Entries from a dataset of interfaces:
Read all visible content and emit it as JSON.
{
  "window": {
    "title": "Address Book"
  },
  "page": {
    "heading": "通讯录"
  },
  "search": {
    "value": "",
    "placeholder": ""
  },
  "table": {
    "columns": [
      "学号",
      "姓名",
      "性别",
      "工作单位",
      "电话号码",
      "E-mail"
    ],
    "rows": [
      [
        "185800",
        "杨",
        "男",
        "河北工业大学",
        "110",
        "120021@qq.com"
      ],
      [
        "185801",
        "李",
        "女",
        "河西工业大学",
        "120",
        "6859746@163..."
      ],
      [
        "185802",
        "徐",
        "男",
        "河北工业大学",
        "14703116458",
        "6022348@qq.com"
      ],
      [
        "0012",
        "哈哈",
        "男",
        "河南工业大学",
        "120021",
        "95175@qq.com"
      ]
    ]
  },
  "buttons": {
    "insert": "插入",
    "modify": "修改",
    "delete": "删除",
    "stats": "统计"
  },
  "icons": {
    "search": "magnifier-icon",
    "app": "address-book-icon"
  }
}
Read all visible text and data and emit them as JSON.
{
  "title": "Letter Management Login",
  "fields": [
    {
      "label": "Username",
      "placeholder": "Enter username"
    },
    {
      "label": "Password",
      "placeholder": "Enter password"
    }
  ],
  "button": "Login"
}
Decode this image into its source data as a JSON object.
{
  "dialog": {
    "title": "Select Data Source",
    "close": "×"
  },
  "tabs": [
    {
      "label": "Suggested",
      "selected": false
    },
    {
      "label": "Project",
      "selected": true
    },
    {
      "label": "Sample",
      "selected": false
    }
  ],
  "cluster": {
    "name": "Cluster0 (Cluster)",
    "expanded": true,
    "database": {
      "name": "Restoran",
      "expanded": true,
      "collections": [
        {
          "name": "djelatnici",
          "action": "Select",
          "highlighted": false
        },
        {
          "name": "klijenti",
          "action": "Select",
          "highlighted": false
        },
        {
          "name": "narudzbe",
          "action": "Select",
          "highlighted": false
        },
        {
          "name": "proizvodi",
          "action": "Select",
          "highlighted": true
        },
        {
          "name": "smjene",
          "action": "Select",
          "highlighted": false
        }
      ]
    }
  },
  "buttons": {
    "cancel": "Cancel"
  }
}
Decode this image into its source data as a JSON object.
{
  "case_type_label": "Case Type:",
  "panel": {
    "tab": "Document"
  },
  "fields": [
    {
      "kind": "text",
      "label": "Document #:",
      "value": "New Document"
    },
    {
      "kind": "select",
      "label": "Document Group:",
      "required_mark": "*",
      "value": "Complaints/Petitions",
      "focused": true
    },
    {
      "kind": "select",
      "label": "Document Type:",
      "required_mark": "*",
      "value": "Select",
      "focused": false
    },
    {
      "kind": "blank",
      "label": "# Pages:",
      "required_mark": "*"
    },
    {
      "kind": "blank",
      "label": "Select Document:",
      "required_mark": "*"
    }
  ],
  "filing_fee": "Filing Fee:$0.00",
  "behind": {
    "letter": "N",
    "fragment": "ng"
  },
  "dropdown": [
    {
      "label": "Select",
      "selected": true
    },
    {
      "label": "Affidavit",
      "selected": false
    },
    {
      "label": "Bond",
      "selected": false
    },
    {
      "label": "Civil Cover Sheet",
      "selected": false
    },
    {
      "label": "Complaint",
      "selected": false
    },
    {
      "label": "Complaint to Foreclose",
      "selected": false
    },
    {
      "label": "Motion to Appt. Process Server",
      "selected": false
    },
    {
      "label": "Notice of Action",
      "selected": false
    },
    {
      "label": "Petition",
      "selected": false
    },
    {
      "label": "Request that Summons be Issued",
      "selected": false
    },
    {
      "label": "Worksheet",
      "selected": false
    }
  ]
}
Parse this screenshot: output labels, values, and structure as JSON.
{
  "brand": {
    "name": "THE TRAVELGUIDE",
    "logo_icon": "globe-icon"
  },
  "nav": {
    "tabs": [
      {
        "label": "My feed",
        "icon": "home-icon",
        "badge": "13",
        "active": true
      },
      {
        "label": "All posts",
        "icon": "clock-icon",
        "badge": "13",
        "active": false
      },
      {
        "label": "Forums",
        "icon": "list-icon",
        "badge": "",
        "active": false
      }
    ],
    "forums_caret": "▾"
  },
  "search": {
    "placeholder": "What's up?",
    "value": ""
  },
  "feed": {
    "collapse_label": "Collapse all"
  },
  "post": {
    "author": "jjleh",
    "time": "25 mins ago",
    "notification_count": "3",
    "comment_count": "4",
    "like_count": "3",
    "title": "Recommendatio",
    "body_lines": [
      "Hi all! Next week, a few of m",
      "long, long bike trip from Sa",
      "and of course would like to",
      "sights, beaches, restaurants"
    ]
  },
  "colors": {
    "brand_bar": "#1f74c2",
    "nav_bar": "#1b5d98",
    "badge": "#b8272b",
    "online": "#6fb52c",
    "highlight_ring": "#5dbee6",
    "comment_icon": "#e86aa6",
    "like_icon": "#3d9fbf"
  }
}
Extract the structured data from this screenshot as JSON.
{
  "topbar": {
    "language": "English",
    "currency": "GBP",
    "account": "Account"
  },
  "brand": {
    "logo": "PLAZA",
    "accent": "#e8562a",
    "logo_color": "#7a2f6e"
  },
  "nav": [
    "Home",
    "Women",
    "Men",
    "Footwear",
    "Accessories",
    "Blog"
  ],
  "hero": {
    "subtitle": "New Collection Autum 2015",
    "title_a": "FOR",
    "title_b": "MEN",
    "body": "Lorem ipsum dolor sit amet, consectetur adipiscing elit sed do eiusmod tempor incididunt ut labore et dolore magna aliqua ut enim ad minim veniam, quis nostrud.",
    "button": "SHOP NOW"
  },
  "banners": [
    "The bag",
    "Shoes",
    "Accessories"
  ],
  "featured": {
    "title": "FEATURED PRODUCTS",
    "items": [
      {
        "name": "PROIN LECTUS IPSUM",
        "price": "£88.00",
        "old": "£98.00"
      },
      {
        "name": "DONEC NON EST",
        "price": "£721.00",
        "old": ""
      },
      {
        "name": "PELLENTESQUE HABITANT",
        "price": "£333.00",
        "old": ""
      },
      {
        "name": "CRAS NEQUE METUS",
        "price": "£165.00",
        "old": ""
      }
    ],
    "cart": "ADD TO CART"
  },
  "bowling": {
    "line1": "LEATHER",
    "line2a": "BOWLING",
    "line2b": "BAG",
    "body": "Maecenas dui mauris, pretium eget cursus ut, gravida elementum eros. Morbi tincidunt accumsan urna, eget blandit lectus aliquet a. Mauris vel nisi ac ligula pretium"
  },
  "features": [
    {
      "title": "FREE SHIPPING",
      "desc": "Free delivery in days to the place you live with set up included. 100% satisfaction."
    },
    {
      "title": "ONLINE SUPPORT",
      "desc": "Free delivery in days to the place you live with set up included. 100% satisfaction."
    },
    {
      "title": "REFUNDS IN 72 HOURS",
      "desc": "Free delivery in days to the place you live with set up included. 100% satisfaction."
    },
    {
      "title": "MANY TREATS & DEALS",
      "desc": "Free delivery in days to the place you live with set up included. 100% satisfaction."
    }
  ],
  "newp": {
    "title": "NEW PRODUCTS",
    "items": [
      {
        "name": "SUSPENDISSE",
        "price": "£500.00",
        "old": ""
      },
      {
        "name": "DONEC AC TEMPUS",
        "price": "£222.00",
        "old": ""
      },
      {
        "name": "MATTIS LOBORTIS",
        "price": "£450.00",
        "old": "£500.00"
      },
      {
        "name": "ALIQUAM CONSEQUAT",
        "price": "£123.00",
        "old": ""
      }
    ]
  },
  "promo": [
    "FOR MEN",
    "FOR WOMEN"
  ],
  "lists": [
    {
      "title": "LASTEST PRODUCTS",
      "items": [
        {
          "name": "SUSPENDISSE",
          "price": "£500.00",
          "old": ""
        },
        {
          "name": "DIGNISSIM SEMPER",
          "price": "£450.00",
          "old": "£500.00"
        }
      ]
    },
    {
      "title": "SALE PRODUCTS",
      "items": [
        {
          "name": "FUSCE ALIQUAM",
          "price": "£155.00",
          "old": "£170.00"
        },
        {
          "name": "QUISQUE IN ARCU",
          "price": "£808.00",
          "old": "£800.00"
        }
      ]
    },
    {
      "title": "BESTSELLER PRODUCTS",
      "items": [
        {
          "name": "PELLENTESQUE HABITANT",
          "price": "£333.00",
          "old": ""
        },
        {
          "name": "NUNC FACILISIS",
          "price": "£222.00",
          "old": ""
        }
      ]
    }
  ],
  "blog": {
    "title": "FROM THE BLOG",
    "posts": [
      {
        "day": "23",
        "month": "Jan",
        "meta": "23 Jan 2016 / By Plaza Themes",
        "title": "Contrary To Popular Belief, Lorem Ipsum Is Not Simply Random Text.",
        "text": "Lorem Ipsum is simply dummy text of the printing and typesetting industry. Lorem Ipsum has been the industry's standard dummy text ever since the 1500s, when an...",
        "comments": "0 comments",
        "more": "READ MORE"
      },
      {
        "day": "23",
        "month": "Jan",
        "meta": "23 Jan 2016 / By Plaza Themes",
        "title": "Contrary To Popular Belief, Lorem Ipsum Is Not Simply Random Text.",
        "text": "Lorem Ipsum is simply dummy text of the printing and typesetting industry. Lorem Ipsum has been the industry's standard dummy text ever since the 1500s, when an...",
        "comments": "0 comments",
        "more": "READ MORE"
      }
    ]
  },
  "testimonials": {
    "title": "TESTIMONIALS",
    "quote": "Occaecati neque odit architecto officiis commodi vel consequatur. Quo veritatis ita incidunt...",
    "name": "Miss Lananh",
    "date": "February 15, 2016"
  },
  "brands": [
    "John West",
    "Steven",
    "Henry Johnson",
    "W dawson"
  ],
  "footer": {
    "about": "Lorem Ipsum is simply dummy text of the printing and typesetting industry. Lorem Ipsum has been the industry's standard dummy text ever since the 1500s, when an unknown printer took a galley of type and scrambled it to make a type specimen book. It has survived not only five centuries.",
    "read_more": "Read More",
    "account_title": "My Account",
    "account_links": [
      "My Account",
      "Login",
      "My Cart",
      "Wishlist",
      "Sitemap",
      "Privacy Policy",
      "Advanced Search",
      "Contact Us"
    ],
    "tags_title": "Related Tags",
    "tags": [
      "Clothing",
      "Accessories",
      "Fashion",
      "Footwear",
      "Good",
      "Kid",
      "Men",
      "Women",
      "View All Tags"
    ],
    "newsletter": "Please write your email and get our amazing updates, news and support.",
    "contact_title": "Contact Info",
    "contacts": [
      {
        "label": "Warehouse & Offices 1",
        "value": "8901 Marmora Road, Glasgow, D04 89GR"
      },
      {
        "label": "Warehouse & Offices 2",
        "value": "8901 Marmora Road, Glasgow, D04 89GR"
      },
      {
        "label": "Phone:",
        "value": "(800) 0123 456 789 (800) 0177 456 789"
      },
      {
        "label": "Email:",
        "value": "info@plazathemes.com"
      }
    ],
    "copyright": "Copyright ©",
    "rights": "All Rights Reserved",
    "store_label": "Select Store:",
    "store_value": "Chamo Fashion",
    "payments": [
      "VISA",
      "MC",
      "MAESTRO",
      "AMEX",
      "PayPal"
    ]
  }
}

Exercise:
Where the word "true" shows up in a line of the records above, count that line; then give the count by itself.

Written solution:
7